FLOYD OF THE Wilderness (FJ) is a variety of the climbing/hopping subject, the object of which is to help the strong Floyd arrange different wilderness dangers in his endeavor to save the “beautiful” Janice from the risks of the wilderness.
Tragically, our upset champion can’t move from her spot at the highest point of the screen (maybe she is buried in a tar pit) and, beginning from the lower part of the screen, Floyd should run, bounce and climb his direction to the top to save her. Unfortunately, as in many stories of the heart, every one of his endeavors at last go in vain, for even right now of triumph, Janice is grabbed from his chest and push into another hazardous circumstance (there are five distinct ones altogether) and poor, silly, heroic Floyd should vanquish the wilderness once more. Each screen presents a static playfield which is separated by wilderness foliage and a stream into a progression of levels through which Floyd should run while staying away from dwarfs, snake pits, groups of horrible monkeys, huge, excited tigers, gators (really crocodiles, except if this is Florida) and cumbersome elephants with extremely enormous feet.
He can punch the lights out of the betflik dwarfs with a blow from his powerful clench hand, yet he should get around all the other things. Constrained by a joystick, Floyd can run and bounce left or right and move all over the hanging plants which interface the different levels. He should be cautious be that as it may, for on the off chance that he doesn’t time a leap, he will kick the bucket a horrendous, folded paper-doll demise underneath the feet of an elephant, or on the teeth of an eager tiger or croc. FJ has some clear pluses in any case, in this analyst’s viewpoint, it likewise displays a few minuses. For example, on the off chance that you’re like me, you like to see a ton of beautiful activity in a round of this sort. Here, the situation is a charming one and offers a ton of visual potential. Be that as it may, while the screen is truly brimming with activity, it isn’t extremely brilliant. It comprises for the most part of pictures in white, dark, dim, yellow and dull green.

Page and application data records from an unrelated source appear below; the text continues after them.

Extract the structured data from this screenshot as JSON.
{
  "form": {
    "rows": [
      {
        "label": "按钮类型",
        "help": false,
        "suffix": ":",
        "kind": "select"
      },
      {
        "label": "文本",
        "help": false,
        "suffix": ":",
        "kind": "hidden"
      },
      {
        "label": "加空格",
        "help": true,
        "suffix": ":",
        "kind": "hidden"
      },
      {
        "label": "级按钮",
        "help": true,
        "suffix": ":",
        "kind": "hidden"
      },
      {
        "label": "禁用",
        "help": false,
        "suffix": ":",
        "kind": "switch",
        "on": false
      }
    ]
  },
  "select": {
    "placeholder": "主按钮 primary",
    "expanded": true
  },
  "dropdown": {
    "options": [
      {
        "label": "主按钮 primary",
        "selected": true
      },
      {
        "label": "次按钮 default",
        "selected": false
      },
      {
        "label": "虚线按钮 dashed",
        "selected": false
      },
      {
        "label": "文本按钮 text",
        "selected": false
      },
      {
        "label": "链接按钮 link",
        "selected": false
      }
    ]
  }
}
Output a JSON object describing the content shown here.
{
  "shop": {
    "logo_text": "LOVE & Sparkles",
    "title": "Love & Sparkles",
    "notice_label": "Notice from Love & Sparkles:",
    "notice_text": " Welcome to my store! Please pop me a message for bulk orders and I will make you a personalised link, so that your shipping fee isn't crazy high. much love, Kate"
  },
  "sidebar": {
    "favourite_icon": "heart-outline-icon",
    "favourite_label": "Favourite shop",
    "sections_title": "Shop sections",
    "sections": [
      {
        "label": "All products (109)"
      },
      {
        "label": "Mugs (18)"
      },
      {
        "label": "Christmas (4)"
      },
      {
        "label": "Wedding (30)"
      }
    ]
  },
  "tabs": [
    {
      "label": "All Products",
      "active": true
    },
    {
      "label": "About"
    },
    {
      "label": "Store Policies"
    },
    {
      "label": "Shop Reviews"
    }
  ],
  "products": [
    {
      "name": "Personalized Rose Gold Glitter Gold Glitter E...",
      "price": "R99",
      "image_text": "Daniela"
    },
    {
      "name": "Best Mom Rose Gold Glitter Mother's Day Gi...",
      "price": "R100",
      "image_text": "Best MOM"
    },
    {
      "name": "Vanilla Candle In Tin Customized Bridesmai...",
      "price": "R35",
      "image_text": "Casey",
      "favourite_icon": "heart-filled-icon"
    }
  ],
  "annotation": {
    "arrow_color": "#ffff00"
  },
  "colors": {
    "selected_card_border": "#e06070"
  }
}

Floyd himself is well done however the other cast comes up short, particularly the “unattractive” Janice, who is absolutely terrible. (Likewise, a specific issue with the selection of varieties becomes clear when Floyd endeavors to cross the stream, since he turns out to be practically imperceptible while super-forced over the white-variety waterway). On the in addition to side, FJ is one of only a handful of exceptional projects that permits up to four players to contend at the same time (four joysticks should be utilized).